When a line of the entries below contains "Цена", it counts once; state how many such lines there are and nothing else.
(RECORD EXTRACTS)
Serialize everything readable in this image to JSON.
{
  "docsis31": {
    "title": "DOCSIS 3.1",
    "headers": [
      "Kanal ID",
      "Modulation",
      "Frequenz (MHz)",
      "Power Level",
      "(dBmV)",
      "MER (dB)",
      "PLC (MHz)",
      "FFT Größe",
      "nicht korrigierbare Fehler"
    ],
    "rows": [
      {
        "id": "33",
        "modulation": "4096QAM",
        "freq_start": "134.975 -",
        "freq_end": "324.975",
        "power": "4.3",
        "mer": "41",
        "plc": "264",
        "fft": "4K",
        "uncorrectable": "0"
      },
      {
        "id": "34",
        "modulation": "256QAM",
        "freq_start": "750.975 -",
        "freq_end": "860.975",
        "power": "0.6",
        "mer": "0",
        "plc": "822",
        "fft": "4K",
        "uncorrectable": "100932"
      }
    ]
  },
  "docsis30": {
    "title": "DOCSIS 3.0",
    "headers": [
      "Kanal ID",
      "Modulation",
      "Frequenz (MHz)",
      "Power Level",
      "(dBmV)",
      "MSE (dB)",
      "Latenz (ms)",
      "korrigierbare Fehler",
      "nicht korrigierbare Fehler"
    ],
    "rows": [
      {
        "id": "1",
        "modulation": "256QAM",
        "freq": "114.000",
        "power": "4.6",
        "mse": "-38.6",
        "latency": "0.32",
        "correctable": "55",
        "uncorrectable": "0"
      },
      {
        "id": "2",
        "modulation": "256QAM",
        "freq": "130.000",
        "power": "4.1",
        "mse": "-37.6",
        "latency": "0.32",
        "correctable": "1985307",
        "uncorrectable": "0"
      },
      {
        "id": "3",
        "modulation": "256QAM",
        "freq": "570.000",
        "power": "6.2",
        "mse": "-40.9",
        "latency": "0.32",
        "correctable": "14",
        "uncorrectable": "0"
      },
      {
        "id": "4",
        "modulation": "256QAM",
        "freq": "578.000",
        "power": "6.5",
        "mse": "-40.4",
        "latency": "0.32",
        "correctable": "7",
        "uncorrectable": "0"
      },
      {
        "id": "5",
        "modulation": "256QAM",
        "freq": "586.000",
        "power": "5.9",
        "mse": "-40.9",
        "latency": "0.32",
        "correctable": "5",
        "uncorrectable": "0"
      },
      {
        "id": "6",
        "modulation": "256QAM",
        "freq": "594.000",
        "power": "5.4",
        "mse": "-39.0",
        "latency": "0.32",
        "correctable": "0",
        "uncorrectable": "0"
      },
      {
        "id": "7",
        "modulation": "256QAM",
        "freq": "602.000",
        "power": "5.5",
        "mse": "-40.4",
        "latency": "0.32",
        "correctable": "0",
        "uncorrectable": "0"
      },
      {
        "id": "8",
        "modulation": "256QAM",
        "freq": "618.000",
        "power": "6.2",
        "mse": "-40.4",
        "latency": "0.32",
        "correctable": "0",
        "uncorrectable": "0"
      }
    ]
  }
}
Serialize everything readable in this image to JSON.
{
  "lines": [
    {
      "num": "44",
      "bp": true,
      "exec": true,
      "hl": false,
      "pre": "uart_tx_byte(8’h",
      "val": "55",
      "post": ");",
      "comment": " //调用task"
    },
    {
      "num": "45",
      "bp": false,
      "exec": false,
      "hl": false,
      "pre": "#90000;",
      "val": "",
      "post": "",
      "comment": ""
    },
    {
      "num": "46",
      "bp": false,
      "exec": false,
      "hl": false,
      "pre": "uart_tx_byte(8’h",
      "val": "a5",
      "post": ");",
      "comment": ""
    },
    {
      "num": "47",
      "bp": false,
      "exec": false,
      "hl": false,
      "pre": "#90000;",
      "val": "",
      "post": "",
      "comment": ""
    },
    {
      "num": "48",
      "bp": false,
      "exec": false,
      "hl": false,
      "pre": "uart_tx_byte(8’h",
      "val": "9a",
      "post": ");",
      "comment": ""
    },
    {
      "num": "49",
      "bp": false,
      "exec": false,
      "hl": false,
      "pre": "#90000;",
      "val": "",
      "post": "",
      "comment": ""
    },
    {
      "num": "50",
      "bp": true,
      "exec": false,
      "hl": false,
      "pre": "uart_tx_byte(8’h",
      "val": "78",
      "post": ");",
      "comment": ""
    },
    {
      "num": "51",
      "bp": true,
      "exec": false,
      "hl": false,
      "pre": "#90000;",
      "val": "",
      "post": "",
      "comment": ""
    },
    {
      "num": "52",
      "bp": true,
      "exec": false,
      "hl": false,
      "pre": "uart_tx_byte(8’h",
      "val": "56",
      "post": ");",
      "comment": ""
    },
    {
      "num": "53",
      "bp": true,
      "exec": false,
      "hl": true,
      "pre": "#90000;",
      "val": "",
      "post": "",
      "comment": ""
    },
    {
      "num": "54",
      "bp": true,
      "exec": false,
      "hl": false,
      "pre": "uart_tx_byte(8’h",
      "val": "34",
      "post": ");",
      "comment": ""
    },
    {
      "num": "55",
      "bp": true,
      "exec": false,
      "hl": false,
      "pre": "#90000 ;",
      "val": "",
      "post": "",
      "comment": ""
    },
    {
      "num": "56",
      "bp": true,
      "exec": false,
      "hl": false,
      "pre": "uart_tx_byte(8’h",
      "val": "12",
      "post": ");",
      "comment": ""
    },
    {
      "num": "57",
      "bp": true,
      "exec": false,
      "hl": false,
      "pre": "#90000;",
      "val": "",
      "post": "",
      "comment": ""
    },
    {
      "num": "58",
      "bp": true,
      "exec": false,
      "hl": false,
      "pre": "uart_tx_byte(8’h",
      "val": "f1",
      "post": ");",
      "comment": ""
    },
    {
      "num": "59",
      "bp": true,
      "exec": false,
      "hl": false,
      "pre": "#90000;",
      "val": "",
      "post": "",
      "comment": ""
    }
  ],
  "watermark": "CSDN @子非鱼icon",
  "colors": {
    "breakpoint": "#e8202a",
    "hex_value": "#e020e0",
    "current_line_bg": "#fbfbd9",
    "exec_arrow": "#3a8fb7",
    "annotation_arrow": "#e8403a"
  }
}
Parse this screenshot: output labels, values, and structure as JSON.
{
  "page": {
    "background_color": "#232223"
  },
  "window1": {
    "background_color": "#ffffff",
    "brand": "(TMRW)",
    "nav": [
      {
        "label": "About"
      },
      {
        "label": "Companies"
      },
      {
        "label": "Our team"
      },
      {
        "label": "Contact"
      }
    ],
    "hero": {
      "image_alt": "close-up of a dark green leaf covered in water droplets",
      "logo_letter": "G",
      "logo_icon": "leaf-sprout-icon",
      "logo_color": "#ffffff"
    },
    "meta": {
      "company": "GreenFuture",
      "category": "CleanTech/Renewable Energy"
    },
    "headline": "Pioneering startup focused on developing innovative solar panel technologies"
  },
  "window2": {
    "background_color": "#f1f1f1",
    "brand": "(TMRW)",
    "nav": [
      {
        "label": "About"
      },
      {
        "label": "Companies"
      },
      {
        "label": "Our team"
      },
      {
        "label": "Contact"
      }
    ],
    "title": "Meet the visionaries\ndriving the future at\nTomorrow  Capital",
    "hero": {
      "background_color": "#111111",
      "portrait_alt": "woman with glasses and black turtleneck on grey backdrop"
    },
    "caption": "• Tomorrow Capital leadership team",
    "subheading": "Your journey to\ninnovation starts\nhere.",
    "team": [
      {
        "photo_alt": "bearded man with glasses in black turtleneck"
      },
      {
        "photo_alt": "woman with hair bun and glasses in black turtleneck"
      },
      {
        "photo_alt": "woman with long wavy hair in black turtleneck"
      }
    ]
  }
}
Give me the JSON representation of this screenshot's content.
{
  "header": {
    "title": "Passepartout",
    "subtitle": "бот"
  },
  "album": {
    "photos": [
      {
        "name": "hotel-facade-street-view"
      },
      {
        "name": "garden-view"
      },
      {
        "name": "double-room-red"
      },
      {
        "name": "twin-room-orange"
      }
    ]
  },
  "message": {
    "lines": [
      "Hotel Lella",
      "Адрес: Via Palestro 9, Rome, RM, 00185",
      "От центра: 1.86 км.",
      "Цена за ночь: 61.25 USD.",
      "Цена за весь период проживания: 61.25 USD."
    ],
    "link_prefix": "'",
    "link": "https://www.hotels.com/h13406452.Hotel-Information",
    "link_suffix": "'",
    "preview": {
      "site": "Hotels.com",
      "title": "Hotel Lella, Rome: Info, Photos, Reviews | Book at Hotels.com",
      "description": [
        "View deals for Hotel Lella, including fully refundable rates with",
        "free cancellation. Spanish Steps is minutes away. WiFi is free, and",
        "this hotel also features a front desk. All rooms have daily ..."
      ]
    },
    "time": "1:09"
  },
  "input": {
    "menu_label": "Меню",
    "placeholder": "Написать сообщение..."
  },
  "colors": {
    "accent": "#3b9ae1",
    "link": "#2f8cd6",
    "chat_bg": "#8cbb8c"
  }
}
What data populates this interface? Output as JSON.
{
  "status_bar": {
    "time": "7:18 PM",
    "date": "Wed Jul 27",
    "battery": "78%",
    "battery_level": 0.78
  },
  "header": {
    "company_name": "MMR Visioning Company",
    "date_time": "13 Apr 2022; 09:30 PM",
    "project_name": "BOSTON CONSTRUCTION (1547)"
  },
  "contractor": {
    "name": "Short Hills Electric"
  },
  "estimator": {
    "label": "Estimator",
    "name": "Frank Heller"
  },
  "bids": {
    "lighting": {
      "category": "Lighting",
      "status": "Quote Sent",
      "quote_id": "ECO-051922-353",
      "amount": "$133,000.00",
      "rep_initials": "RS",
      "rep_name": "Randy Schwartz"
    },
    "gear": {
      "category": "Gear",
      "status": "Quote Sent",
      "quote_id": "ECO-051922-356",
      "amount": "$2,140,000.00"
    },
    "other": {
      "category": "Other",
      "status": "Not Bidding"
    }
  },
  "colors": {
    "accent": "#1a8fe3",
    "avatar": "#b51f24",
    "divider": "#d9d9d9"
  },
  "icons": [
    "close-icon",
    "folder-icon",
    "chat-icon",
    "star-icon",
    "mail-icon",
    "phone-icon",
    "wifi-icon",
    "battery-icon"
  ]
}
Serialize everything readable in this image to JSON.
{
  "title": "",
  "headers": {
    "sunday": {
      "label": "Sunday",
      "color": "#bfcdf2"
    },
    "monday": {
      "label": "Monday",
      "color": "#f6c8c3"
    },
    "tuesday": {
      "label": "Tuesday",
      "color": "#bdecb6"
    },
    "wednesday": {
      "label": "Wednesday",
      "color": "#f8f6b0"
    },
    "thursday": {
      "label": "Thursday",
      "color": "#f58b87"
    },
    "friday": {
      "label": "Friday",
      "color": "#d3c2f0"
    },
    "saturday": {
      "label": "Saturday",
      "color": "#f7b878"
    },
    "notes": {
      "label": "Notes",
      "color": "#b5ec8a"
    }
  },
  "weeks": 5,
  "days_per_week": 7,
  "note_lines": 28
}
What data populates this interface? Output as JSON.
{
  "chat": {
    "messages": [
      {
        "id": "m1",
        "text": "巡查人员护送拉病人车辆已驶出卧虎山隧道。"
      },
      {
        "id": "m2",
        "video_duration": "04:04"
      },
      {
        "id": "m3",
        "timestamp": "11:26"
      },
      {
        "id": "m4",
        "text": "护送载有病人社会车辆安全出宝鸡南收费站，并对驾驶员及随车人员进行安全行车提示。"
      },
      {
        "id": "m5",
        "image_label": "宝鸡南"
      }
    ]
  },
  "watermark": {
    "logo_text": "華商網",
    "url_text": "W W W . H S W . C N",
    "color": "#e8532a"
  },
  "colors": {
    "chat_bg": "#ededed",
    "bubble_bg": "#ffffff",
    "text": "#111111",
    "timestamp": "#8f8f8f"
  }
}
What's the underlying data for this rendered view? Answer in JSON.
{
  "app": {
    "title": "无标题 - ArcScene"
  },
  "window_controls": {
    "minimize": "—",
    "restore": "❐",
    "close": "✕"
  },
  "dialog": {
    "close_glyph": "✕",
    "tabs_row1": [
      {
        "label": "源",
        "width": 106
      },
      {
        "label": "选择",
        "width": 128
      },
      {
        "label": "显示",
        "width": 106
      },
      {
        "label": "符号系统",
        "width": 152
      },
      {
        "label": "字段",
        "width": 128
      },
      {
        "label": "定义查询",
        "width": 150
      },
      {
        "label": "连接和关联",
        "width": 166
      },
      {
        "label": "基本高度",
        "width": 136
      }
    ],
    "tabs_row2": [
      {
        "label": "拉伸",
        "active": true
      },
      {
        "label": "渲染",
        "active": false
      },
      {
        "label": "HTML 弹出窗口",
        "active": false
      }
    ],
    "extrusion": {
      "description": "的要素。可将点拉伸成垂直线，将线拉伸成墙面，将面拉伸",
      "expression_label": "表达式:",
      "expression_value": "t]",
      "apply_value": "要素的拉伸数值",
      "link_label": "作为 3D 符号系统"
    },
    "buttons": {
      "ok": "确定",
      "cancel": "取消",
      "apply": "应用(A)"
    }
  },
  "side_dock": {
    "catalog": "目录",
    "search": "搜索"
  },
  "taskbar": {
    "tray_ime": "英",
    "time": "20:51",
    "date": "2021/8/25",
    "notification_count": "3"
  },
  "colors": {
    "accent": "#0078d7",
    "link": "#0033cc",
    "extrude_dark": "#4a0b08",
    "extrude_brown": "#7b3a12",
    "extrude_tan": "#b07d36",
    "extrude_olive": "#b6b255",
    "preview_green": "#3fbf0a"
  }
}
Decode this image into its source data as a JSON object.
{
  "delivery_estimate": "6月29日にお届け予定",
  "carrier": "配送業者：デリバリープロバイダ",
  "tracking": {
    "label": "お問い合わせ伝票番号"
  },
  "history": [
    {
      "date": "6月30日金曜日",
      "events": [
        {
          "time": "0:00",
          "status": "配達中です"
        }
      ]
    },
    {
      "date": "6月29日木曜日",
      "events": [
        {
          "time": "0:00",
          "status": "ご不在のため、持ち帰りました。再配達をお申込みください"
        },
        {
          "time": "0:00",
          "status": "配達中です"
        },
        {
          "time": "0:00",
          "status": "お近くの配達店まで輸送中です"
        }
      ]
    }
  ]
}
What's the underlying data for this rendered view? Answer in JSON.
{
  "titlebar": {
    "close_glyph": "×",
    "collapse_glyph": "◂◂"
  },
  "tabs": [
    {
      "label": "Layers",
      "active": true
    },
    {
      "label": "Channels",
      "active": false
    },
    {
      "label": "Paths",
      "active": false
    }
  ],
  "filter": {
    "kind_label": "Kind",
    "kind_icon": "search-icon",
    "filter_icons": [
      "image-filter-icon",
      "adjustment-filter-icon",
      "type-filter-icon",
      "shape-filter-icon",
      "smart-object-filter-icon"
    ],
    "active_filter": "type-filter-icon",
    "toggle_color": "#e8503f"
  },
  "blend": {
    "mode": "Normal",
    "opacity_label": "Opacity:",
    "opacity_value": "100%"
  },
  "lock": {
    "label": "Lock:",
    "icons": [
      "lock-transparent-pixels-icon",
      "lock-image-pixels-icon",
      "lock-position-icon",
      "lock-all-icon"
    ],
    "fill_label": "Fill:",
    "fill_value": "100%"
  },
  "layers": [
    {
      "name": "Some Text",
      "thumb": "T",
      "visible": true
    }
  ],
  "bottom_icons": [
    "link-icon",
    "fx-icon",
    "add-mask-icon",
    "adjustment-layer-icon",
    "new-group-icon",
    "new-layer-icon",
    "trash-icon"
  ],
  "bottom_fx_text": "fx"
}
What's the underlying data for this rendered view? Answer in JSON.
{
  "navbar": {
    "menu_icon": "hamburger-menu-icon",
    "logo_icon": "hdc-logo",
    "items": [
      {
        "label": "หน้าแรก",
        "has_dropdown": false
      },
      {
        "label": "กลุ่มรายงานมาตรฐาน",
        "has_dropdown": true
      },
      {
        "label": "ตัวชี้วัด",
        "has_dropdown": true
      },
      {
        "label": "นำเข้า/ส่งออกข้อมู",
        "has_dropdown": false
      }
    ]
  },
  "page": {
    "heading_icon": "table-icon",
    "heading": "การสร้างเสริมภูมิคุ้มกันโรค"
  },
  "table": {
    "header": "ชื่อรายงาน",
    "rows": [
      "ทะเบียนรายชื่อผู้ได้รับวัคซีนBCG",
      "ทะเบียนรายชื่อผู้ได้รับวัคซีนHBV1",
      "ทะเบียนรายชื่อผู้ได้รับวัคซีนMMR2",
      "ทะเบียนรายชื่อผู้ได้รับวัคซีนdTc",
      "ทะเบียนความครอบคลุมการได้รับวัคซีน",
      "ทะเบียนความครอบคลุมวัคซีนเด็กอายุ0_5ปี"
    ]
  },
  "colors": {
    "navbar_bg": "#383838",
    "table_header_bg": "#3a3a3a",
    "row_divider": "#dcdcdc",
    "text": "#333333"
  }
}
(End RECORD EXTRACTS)
→ **ANSWER TO THE PROBLEM**
2